Case / Gender Masculine Feminine Neuter Masculine Feminine Neuter
nominative penitus penita penitum penitī penitae penita
genitive penitī penitae penitī penitōrum penitārum penitōrum
dative penitō penitō penitīs
accusative penitum penitam penitum penitōs penitās penita
ablative penitō penitā penitō penitīs
vocative penite penita penitum penitī penitae penita

Adverb[edit]

penitus (not comparable)

  1. inwardly
  2. inside
  3. (from) within
  4. thoroughly

References[edit]

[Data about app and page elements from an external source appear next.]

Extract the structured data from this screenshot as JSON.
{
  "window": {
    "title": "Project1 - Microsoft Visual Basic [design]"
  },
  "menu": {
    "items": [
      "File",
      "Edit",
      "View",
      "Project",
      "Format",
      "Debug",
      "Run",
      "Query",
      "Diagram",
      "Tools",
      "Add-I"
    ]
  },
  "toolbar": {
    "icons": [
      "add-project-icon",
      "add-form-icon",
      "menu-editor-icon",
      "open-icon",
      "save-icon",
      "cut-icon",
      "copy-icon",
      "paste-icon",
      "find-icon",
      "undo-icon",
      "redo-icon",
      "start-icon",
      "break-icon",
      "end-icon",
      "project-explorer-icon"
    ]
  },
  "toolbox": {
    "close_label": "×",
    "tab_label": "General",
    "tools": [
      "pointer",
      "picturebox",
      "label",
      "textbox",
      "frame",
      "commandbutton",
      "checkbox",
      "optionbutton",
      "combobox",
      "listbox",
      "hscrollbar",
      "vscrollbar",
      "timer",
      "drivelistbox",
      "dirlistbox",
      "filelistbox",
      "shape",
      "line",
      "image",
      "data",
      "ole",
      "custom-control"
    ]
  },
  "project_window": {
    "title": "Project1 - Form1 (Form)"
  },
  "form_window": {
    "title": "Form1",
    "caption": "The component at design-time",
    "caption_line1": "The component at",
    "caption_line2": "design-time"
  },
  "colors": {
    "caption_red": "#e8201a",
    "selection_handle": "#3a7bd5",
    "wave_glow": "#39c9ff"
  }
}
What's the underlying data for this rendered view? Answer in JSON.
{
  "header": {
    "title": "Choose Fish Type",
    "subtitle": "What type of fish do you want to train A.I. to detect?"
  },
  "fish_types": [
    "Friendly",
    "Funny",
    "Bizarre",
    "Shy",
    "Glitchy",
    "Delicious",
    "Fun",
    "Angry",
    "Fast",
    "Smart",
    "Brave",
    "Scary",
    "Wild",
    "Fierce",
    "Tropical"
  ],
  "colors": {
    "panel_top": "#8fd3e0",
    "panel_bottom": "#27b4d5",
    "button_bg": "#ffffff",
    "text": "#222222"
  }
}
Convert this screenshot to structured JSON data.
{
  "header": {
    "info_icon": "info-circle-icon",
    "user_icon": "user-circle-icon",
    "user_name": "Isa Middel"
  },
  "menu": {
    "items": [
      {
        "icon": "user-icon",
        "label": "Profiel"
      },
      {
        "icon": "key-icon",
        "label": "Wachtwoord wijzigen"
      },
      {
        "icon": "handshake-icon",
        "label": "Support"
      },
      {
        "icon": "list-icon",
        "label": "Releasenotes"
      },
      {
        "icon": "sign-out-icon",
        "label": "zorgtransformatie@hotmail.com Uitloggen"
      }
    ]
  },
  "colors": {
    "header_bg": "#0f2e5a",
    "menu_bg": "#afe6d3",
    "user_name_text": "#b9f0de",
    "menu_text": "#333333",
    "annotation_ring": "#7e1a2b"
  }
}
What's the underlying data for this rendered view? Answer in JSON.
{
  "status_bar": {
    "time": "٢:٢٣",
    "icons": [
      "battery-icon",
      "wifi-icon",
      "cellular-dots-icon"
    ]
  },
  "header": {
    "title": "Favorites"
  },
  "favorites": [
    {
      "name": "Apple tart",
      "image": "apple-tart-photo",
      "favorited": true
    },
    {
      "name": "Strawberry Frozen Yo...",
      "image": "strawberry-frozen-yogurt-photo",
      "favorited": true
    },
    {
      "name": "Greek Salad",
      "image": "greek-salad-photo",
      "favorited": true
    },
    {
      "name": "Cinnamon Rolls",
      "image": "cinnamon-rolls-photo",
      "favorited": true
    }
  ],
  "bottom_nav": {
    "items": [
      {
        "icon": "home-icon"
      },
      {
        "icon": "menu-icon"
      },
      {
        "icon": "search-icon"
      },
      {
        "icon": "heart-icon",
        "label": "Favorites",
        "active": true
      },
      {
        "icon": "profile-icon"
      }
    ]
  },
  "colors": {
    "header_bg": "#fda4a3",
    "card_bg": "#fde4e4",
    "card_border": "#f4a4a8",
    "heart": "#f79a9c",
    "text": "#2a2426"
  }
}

  • penitus in Charlton T. Lewis and Charles Short (1879) A Latin Dictionary, Oxford: Clarendon Press
  • penitus in Charlton T. Lewis (1891) An Elementary Latin Dictionary, New York: Harper & Brothers
  • penitus” in Félix Gaffiot’s Dictionnaire Illustré Latin-Français, Hachette (1934)
  • Carl Meissner; Henry William Auden (1894) Latin Phrase-Book[1], London: Macmillan and Co.
    • a thing has been vividly impressed on our[TR1] memory: aliquid in memoria nostra penitus insidet
    • to have a thorough grasp of a subject: penitus percipere et comprehendere aliquid (De Or. 1. 23. 108)
    • a thing is deeply impressed on the mind: aliquid in animo haeret, penitus insedit or infixum est
    • to impress a thing on one's memory, mind: aliquid animo mentique penitus mandare (Catil. 1. 11. 27)
    • to be well acquainted with the views of philosophers: praecepta philosophorum (penitus) percepta habere
    • he is in a suspicious mood: suspicio ei penitus inhaeret
    • to destroy superstition root and branch: superstitionem radicitus or penitus evellere